> **What is required**
Leave every image behind and restate the data word for word.

> **Supplied records**
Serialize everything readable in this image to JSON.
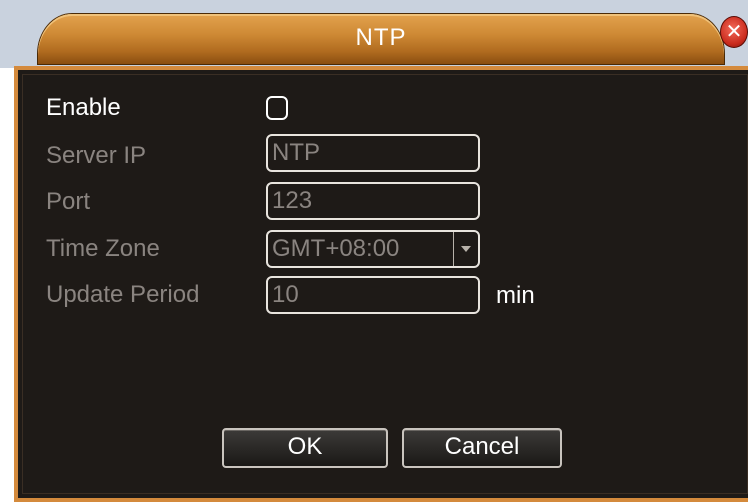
{
  "dialog": {
    "title": "NTP",
    "close_glyph": "✕"
  },
  "form": {
    "enable": {
      "label": "Enable",
      "checked": false
    },
    "server_ip": {
      "label": "Server IP",
      "value": "NTP"
    },
    "port": {
      "label": "Port",
      "value": "123"
    },
    "time_zone": {
      "label": "Time Zone",
      "value": "GMT+08:00"
    },
    "update_period": {
      "label": "Update Period",
      "value": "10",
      "unit": "min"
    }
  },
  "buttons": {
    "ok_label": "OK",
    "cancel_label": "Cancel"
  },
  "icons": {
    "close": "close-icon",
    "dropdown": "chevron-down-icon"
  },
  "colors": {
    "title_bar": "#cf8a35",
    "frame_border": "#d48a3c",
    "body_background": "#1e1a17",
    "close_button": "#c92a1c"
  }
}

> **Task output**
Serialize everything readable in this image to JSON.
{
  "dialog": {
    "title": "NTP",
    "close_glyph": "✕"
  },
  "form": {
    "enable": {
      "label": "Enable",
      "checked": false
    },
    "server_ip": {
      "label": "Server IP",
      "value": "NTP"
    },
    "port": {
      "label": "Port",
      "value": "123"
    },
    "time_zone": {
      "label": "Time Zone",
      "value": "GMT+08:00"
    },
    "update_period": {
      "label": "Update Period",
      "value": "10",
      "unit": "min"
    }
  },
  "buttons": {
    "ok_label": "OK",
    "cancel_label": "Cancel"
  },
  "icons": {
    "close": "close-icon",
    "dropdown": "chevron-down-icon"
  },
  "colors": {
    "title_bar": "#cf8a35",
    "frame_border": "#d48a3c",
    "body_background": "#1e1a17",
    "close_button": "#c92a1c"
  }
}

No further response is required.